**Data**
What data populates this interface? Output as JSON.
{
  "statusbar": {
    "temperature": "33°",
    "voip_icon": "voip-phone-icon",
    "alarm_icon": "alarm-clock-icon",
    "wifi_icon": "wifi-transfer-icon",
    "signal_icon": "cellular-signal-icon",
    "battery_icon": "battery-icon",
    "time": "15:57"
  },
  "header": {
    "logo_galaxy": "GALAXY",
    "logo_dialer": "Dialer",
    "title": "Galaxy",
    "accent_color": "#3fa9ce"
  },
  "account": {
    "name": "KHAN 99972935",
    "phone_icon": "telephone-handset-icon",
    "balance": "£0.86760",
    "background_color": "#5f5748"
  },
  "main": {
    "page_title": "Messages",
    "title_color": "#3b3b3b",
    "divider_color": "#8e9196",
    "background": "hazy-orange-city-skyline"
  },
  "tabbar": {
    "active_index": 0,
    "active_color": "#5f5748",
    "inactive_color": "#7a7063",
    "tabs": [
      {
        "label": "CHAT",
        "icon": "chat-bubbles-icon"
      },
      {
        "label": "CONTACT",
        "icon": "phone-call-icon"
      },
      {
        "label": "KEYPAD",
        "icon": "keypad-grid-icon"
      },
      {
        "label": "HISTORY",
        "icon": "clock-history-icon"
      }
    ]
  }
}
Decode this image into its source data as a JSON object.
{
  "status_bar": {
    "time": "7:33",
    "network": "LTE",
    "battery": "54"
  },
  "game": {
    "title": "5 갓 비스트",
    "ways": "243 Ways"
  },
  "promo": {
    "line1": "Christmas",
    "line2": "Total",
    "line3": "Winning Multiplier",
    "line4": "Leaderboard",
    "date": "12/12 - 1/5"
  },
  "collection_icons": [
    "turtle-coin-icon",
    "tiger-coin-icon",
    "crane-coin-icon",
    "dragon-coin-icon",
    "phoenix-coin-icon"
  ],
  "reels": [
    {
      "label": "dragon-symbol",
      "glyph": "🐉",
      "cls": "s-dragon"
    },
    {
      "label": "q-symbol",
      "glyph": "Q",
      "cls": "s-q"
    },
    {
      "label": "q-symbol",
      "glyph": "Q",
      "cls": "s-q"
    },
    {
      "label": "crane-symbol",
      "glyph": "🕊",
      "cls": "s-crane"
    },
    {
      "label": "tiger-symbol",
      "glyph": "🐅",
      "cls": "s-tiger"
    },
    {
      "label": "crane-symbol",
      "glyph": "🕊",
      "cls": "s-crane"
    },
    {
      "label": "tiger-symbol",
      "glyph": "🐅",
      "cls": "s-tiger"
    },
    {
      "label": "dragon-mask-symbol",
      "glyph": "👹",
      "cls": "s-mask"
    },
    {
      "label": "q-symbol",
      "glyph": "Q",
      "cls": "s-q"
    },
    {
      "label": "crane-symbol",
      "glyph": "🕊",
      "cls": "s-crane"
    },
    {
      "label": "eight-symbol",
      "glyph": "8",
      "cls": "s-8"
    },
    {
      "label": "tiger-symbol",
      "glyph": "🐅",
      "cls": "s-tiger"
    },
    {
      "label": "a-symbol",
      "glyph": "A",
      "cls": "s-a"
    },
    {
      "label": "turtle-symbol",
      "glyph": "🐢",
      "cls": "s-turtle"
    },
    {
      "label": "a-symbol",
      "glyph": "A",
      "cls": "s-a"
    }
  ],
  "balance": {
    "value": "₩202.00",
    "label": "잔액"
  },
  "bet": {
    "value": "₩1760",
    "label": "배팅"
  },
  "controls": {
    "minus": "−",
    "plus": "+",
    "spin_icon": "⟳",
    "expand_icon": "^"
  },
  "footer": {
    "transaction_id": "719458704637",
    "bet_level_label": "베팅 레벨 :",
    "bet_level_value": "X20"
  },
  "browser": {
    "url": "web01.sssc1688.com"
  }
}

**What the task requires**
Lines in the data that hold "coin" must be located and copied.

**Written answer**
    "turtle-coin-icon",
    "tiger-coin-icon",
    "crane-coin-icon",
    "dragon-coin-icon",
    "phoenix-coin-icon"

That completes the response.